▸ What is required
Whenever a line in this data holds the word "DHCP", report that line in full.

▸ Records to use

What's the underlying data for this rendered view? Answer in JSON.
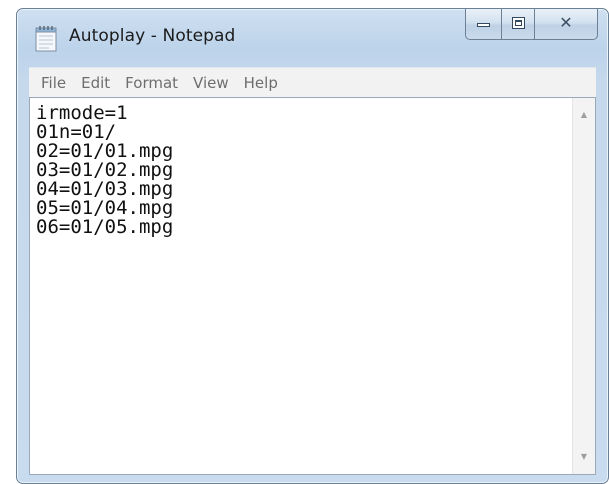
{
  "window": {
    "title": "Autoplay - Notepad",
    "app_icon": "notepad-icon",
    "controls": {
      "minimize_icon": "minimize-icon",
      "maximize_icon": "maximize-icon",
      "close_icon": "close-icon",
      "close_glyph": "✕"
    }
  },
  "menu": {
    "items": [
      {
        "label": "File"
      },
      {
        "label": "Edit"
      },
      {
        "label": "Format"
      },
      {
        "label": "View"
      },
      {
        "label": "Help"
      }
    ]
  },
  "editor": {
    "lines": [
      "irmode=1",
      "01n=01/",
      "02=01/01.mpg",
      "03=01/02.mpg",
      "04=01/03.mpg",
      "05=01/04.mpg",
      "06=01/05.mpg"
    ]
  },
  "scrollbar": {
    "up_arrow": "▲",
    "down_arrow": "▼"
  },
  "colors": {
    "frame": "#c5d8ec",
    "menubar": "#f2f2f2",
    "menu_text": "#6e6e6e"
  }
}
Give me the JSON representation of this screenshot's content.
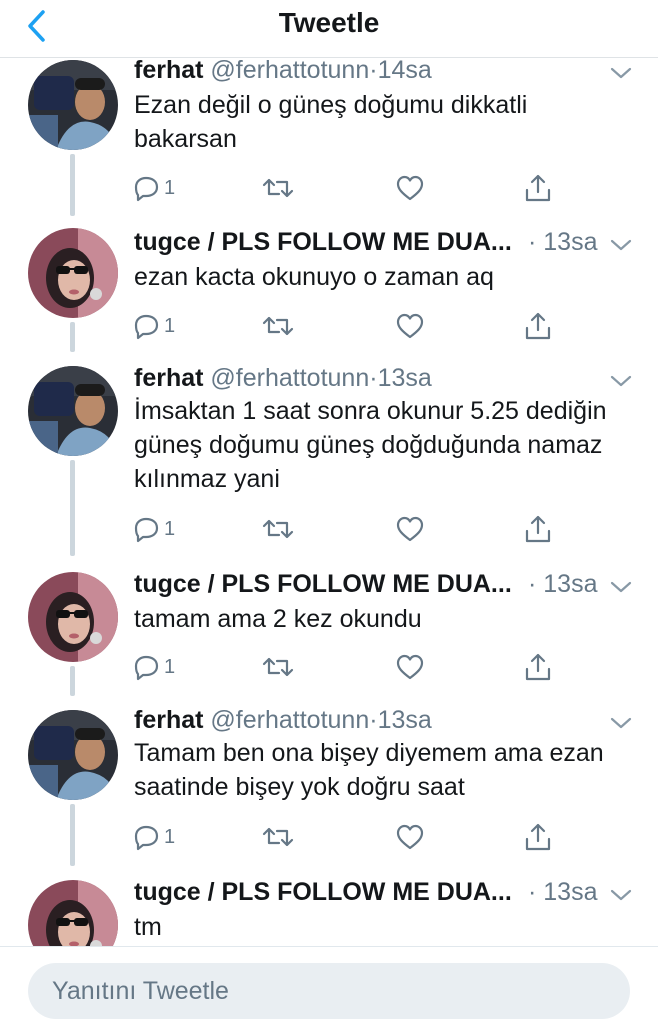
{
  "header": {
    "title": "Tweetle",
    "back_icon": "chevron-left-icon"
  },
  "colors": {
    "accent": "#1da1f2",
    "muted": "#657786",
    "text": "#14171a",
    "thread_line": "#ccd6dd"
  },
  "tweets": [
    {
      "name": "ferhat",
      "handle": "@ferhattotunn",
      "dot": "·",
      "time": "14sa",
      "text": "Ezan değil o güneş doğumu dikkatli bakarsan",
      "replies": "1",
      "avatar": "ferhat"
    },
    {
      "name": "tugce / PLS FOLLOW ME DUA...",
      "handle": "",
      "dot": "·",
      "time": "13sa",
      "text": "ezan kacta okunuyo o zaman aq",
      "replies": "1",
      "avatar": "tugce"
    },
    {
      "name": "ferhat",
      "handle": "@ferhattotunn",
      "dot": "·",
      "time": "13sa",
      "text": "İmsaktan 1 saat sonra okunur 5.25 dediğin güneş doğumu güneş doğduğunda namaz kılınmaz yani",
      "replies": "1",
      "avatar": "ferhat"
    },
    {
      "name": "tugce / PLS FOLLOW ME DUA...",
      "handle": "",
      "dot": "·",
      "time": "13sa",
      "text": "tamam ama 2 kez okundu",
      "replies": "1",
      "avatar": "tugce"
    },
    {
      "name": "ferhat",
      "handle": "@ferhattotunn",
      "dot": "·",
      "time": "13sa",
      "text": "Tamam ben ona bişey diyemem ama ezan saatinde bişey yok doğru saat",
      "replies": "1",
      "avatar": "ferhat"
    },
    {
      "name": "tugce / PLS FOLLOW ME DUA...",
      "handle": "",
      "dot": "·",
      "time": "13sa",
      "text": "tm",
      "replies": "",
      "avatar": "tugce"
    }
  ],
  "reply": {
    "placeholder": "Yanıtını Tweetle"
  }
}
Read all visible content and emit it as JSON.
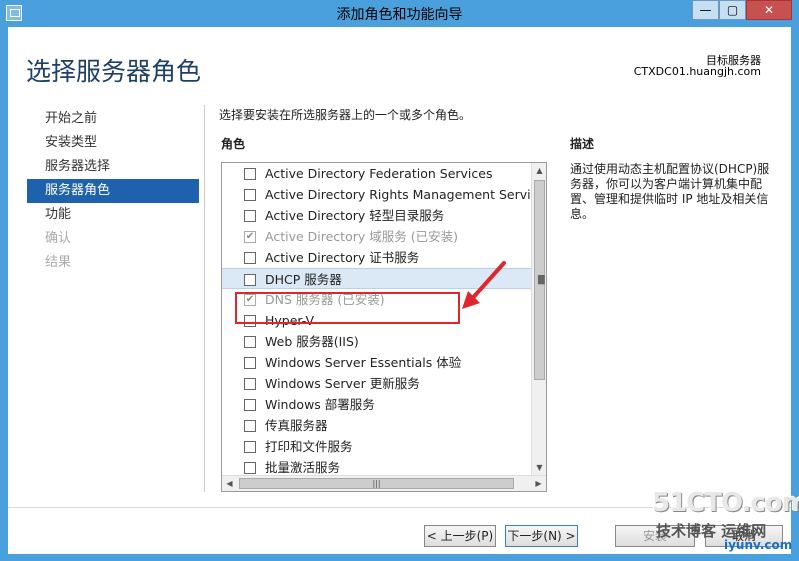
{
  "window": {
    "title": "添加角色和功能向导",
    "min_label": "—",
    "max_label": "▢",
    "close_label": "✕"
  },
  "header": {
    "page_title": "选择服务器角色",
    "target_label": "目标服务器",
    "target_name": "CTXDC01.huangjh.com"
  },
  "nav": {
    "items": [
      {
        "label": "开始之前",
        "state": "normal"
      },
      {
        "label": "安装类型",
        "state": "normal"
      },
      {
        "label": "服务器选择",
        "state": "normal"
      },
      {
        "label": "服务器角色",
        "state": "active"
      },
      {
        "label": "功能",
        "state": "normal"
      },
      {
        "label": "确认",
        "state": "disabled"
      },
      {
        "label": "结果",
        "state": "disabled"
      }
    ]
  },
  "main": {
    "instruction": "选择要安装在所选服务器上的一个或多个角色。",
    "roles_header": "角色",
    "desc_header": "描述",
    "description": "通过使用动态主机配置协议(DHCP)服务器，你可以为客户端计算机集中配置、管理和提供临时 IP 地址及相关信息。",
    "roles": [
      {
        "label": "Active Directory Federation Services",
        "checked": false,
        "disabled": false
      },
      {
        "label": "Active Directory Rights Management Services",
        "checked": false,
        "disabled": false
      },
      {
        "label": "Active Directory 轻型目录服务",
        "checked": false,
        "disabled": false
      },
      {
        "label": "Active Directory 域服务 (已安装)",
        "checked": true,
        "disabled": true
      },
      {
        "label": "Active Directory 证书服务",
        "checked": false,
        "disabled": false
      },
      {
        "label": "DHCP 服务器",
        "checked": false,
        "disabled": false,
        "selected": true
      },
      {
        "label": "DNS 服务器 (已安装)",
        "checked": true,
        "disabled": true
      },
      {
        "label": "Hyper-V",
        "checked": false,
        "disabled": false
      },
      {
        "label": "Web 服务器(IIS)",
        "checked": false,
        "disabled": false
      },
      {
        "label": "Windows Server Essentials 体验",
        "checked": false,
        "disabled": false
      },
      {
        "label": "Windows Server 更新服务",
        "checked": false,
        "disabled": false
      },
      {
        "label": "Windows 部署服务",
        "checked": false,
        "disabled": false
      },
      {
        "label": "传真服务器",
        "checked": false,
        "disabled": false
      },
      {
        "label": "打印和文件服务",
        "checked": false,
        "disabled": false
      },
      {
        "label": "批量激活服务",
        "checked": false,
        "disabled": false
      }
    ]
  },
  "buttons": {
    "prev": "< 上一步(P)",
    "next": "下一步(N) >",
    "install": "安装",
    "cancel": "取消"
  },
  "watermark": {
    "big": "51CTO.com",
    "small": "技术博客  运维网",
    "url": "iyunv.com"
  },
  "colors": {
    "accent": "#1e61ac",
    "titlebar": "#4aa0dc",
    "annotation": "#e0252d"
  }
}
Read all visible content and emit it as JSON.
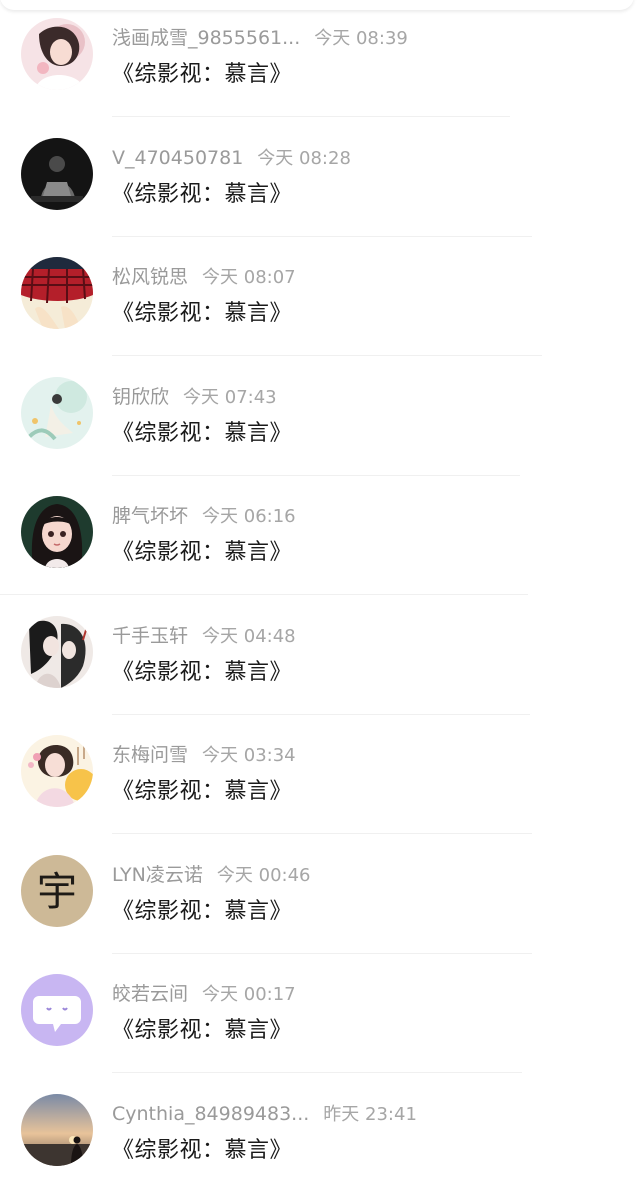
{
  "items": [
    {
      "name": "浅画成雪_9855561...",
      "time": "今天 08:39",
      "title": "《综影视：慕言》",
      "avatar": "portrait-pink"
    },
    {
      "name": "V_470450781",
      "time": "今天 08:28",
      "title": "《综影视：慕言》",
      "avatar": "dark-figure"
    },
    {
      "name": "松风锐思",
      "time": "今天 08:07",
      "title": "《综影视：慕言》",
      "avatar": "plaid-skirt"
    },
    {
      "name": "钥欣欣",
      "time": "今天 07:43",
      "title": "《综影视：慕言》",
      "avatar": "mint-figure"
    },
    {
      "name": "脾气坏坏",
      "time": "今天 06:16",
      "title": "《综影视：慕言》",
      "avatar": "anime-girl"
    },
    {
      "name": "千手玉轩",
      "time": "今天 04:48",
      "title": "《综影视：慕言》",
      "avatar": "ink-couple"
    },
    {
      "name": "东梅问雪",
      "time": "今天 03:34",
      "title": "《综影视：慕言》",
      "avatar": "floral-lady"
    },
    {
      "name": "LYN凌云诺",
      "time": "今天 00:46",
      "title": "《综影视：慕言》",
      "avatar": "character-glyph",
      "avatar_text": "宇"
    },
    {
      "name": "皎若云间",
      "time": "今天 00:17",
      "title": "《综影视：慕言》",
      "avatar": "chat-bubble"
    },
    {
      "name": "Cynthia_84989483...",
      "time": "昨天 23:41",
      "title": "《综影视：慕言》",
      "avatar": "sunset-silhouette"
    }
  ]
}
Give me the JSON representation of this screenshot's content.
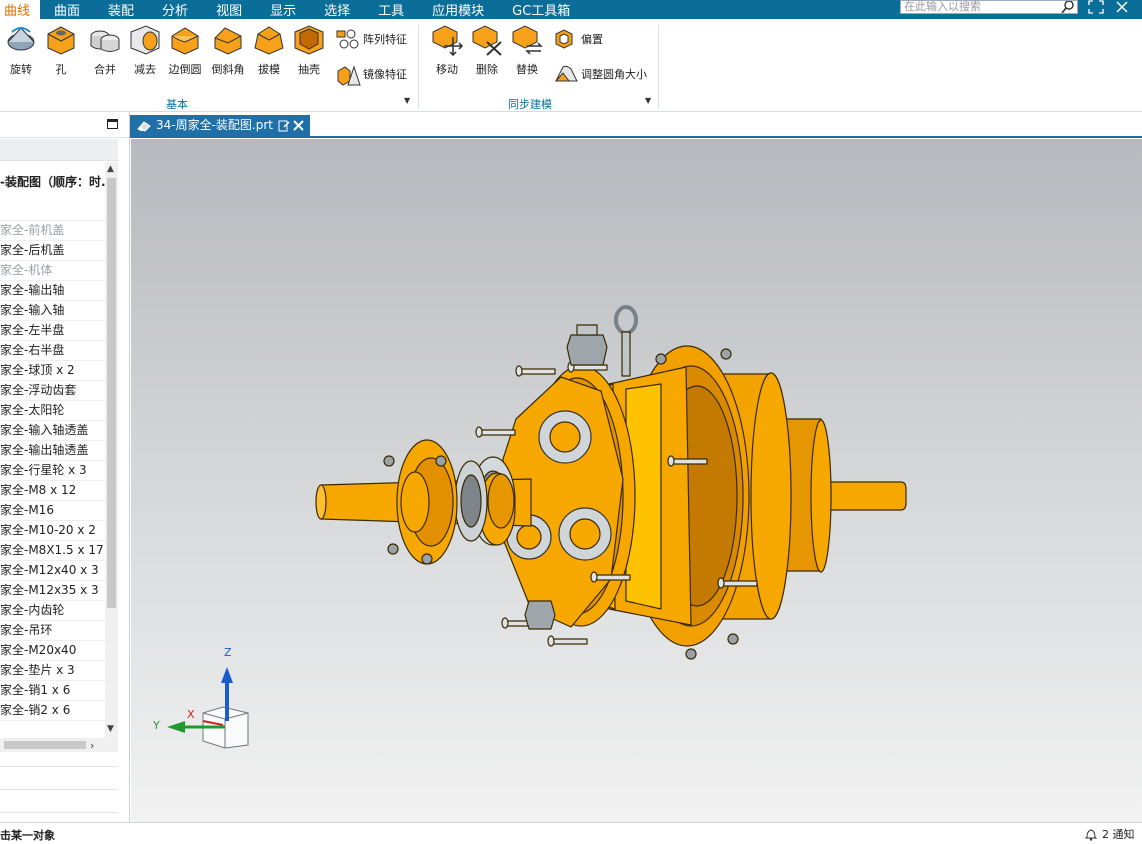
{
  "menu": {
    "tabs": [
      {
        "label": "曲线",
        "active": true
      },
      {
        "label": "曲面"
      },
      {
        "label": "装配"
      },
      {
        "label": "分析"
      },
      {
        "label": "视图"
      },
      {
        "label": "显示"
      },
      {
        "label": "选择"
      },
      {
        "label": "工具"
      },
      {
        "label": "应用模块"
      },
      {
        "label": "GC工具箱"
      }
    ],
    "search_placeholder": "在此输入以搜索"
  },
  "ribbon": {
    "basic_group": {
      "label": "基本",
      "tools": {
        "revolve": "旋转",
        "hole": "孔",
        "unite": "合并",
        "subtract": "减去",
        "edge_blend": "边倒圆",
        "chamfer": "倒斜角",
        "draft": "拔模",
        "shell": "抽壳",
        "pattern_feature": "阵列特征",
        "mirror_feature": "镜像特征"
      }
    },
    "sync_group": {
      "label": "同步建模",
      "tools": {
        "move": "移动",
        "delete": "删除",
        "replace": "替换",
        "offset": "偏置",
        "resize_blend": "调整圆角大小"
      }
    }
  },
  "navigator": {
    "root": "-装配图（顺序：时...",
    "items": [
      {
        "label": "家全-前机盖",
        "dim": true
      },
      {
        "label": "家全-后机盖"
      },
      {
        "label": "家全-机体",
        "dim": true
      },
      {
        "label": "家全-输出轴"
      },
      {
        "label": "家全-输入轴"
      },
      {
        "label": "家全-左半盘"
      },
      {
        "label": "家全-右半盘"
      },
      {
        "label": "家全-球顶 x 2"
      },
      {
        "label": "家全-浮动齿套"
      },
      {
        "label": "家全-太阳轮"
      },
      {
        "label": "家全-输入轴透盖"
      },
      {
        "label": "家全-输出轴透盖"
      },
      {
        "label": "家全-行星轮 x 3"
      },
      {
        "label": "家全-M8 x 12"
      },
      {
        "label": "家全-M16"
      },
      {
        "label": "家全-M10-20 x 2"
      },
      {
        "label": "家全-M8X1.5 x 17"
      },
      {
        "label": "家全-M12x40 x 3"
      },
      {
        "label": "家全-M12x35 x 3"
      },
      {
        "label": "家全-内齿轮"
      },
      {
        "label": "家全-吊环"
      },
      {
        "label": "家全-M20x40"
      },
      {
        "label": "家全-垫片 x 3"
      },
      {
        "label": "家全-销1 x 6"
      },
      {
        "label": "家全-销2 x 6"
      }
    ]
  },
  "document_tab": {
    "title": "34-周家全-装配图.prt"
  },
  "triad": {
    "x": "X",
    "y": "Y",
    "z": "Z"
  },
  "colors": {
    "accent": "#0b6e99",
    "tab": "#1f6fa8",
    "model": "#f6a800"
  },
  "status": {
    "prompt": "击某一对象",
    "notifications": "2 通知"
  }
}
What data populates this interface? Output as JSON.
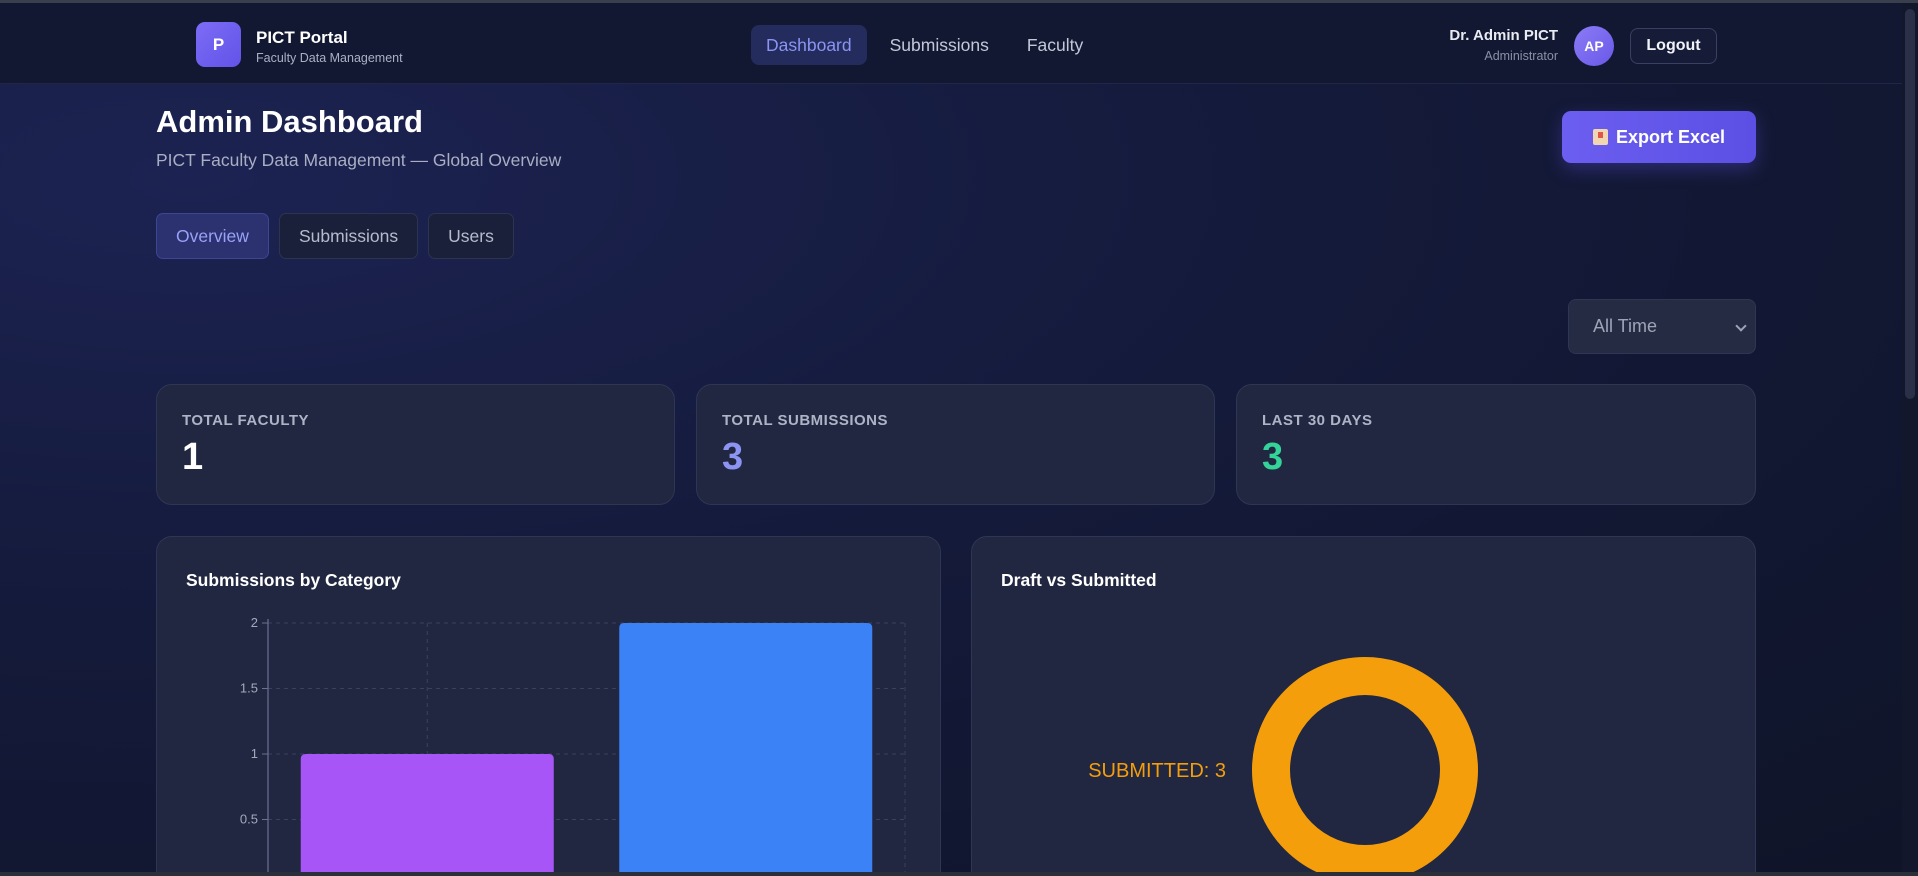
{
  "navbar": {
    "logo_letter": "P",
    "brand_title": "PICT Portal",
    "brand_subtitle": "Faculty Data Management",
    "links": [
      "Dashboard",
      "Submissions",
      "Faculty"
    ],
    "active_link": "Dashboard",
    "user_name": "Dr. Admin PICT",
    "user_role": "Administrator",
    "avatar_initials": "AP",
    "logout_label": "Logout"
  },
  "header": {
    "title": "Admin Dashboard",
    "subtitle": "PICT Faculty Data Management — Global Overview",
    "export_label": "Export Excel",
    "export_icon": "clipboard-icon"
  },
  "tabs": [
    "Overview",
    "Submissions",
    "Users"
  ],
  "active_tab": "Overview",
  "filter": {
    "selected": "All Time"
  },
  "stats": [
    {
      "label": "TOTAL FACULTY",
      "value": "1",
      "color": "#ffffff"
    },
    {
      "label": "TOTAL SUBMISSIONS",
      "value": "3",
      "color": "#8b93f3"
    },
    {
      "label": "LAST 30 DAYS",
      "value": "3",
      "color": "#34d399"
    }
  ],
  "charts": {
    "bar_title": "Submissions by Category",
    "donut_title": "Draft vs Submitted"
  },
  "chart_data": [
    {
      "type": "bar",
      "title": "Submissions by Category",
      "categories": [
        "",
        ""
      ],
      "values": [
        1,
        2
      ],
      "colors": [
        "#a855f7",
        "#3b82f6"
      ],
      "ylim": [
        0,
        2
      ],
      "yticks": [
        "0.5",
        "1",
        "1.5",
        "2"
      ],
      "grid": true
    },
    {
      "type": "pie",
      "title": "Draft vs Submitted",
      "donut": true,
      "slices": [
        {
          "label": "SUBMITTED: 3",
          "value": 3,
          "color": "#f59e0b"
        }
      ]
    }
  ]
}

▸ Result
    "description": "通过使用动态主机配置协议(DHCP)服务器，你可以为客户端计算机集中配置、管理和提供临时 IP 地址及相关信息。",
        "label": "DHCP 服务器",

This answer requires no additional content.